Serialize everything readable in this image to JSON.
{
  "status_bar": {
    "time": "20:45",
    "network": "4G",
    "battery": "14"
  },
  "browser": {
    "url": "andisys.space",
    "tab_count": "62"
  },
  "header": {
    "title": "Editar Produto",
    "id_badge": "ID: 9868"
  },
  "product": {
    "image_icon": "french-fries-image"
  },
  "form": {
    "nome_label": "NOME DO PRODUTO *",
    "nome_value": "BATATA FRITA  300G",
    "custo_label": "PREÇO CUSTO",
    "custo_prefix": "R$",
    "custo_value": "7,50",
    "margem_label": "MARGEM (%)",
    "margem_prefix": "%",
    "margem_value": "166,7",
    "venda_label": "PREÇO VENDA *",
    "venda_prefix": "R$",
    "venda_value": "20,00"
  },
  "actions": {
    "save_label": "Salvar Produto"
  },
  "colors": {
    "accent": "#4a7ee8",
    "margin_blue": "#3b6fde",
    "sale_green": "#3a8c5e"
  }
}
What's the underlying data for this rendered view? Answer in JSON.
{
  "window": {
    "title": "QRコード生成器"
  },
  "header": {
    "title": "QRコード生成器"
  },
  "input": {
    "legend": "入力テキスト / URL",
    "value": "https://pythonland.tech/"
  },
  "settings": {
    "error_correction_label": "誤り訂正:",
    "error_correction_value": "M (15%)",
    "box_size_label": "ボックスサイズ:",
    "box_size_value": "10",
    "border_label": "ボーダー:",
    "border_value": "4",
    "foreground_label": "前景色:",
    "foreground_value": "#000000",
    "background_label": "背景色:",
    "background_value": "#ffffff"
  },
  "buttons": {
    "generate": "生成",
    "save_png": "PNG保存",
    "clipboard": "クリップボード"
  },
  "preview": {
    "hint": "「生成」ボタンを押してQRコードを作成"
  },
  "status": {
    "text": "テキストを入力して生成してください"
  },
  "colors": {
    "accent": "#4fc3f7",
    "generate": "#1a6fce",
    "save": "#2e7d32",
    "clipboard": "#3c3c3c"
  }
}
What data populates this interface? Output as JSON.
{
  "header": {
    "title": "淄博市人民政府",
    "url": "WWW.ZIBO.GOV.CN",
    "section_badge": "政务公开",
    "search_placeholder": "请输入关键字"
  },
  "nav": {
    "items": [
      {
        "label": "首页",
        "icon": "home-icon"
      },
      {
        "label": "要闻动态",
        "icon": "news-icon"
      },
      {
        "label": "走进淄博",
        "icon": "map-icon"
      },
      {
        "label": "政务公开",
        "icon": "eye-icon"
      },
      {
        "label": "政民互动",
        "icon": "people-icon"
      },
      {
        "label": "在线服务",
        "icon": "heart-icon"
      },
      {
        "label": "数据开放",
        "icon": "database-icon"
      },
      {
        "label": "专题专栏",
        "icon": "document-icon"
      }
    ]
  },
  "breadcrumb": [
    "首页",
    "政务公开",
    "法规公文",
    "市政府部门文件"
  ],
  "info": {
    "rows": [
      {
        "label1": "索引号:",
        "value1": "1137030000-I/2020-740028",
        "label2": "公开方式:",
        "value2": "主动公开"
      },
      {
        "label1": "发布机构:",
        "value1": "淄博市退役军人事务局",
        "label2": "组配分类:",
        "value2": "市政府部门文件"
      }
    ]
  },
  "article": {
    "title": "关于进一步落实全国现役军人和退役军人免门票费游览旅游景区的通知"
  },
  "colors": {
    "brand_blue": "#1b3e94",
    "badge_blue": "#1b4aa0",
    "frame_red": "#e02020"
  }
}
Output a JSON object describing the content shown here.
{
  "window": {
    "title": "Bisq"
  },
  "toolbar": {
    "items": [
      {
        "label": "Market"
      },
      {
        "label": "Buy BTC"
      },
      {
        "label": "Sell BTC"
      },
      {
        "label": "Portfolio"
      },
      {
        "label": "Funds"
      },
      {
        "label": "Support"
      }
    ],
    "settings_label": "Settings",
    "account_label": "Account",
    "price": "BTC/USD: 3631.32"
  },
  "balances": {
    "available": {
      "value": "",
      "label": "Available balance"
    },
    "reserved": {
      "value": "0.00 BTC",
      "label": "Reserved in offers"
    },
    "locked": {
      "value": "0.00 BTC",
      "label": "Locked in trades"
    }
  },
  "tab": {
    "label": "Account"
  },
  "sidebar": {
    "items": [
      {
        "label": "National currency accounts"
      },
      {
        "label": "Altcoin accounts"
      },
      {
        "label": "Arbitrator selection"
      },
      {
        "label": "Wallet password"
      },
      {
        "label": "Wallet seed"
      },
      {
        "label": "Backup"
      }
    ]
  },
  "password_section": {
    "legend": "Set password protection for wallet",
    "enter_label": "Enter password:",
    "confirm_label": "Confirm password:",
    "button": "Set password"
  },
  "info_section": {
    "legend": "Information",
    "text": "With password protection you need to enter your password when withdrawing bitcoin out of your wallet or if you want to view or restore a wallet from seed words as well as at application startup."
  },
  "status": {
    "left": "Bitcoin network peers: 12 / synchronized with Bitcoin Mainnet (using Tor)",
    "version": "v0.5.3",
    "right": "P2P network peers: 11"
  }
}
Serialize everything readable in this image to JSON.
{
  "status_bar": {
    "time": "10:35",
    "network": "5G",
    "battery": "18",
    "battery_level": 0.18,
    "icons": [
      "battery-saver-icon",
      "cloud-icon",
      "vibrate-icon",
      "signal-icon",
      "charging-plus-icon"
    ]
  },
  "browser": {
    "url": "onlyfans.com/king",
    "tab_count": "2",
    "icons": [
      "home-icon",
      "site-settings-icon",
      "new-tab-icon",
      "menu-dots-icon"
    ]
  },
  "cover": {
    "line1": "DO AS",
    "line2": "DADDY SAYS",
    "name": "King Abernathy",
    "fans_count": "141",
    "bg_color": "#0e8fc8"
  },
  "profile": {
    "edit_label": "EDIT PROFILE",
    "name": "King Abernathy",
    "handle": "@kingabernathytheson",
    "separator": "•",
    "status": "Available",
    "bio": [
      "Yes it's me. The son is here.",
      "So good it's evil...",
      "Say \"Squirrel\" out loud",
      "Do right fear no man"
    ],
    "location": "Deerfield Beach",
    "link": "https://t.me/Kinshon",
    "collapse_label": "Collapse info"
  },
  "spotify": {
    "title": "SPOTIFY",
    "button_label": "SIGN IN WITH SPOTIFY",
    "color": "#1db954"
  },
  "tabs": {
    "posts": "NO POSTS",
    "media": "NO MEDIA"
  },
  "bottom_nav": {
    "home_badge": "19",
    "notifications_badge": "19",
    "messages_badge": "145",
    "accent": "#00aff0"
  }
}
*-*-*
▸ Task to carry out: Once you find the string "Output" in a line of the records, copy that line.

▸ Task answer:
What data populates this interface? Output as JSON.
Output a JSON object describing the content shown here.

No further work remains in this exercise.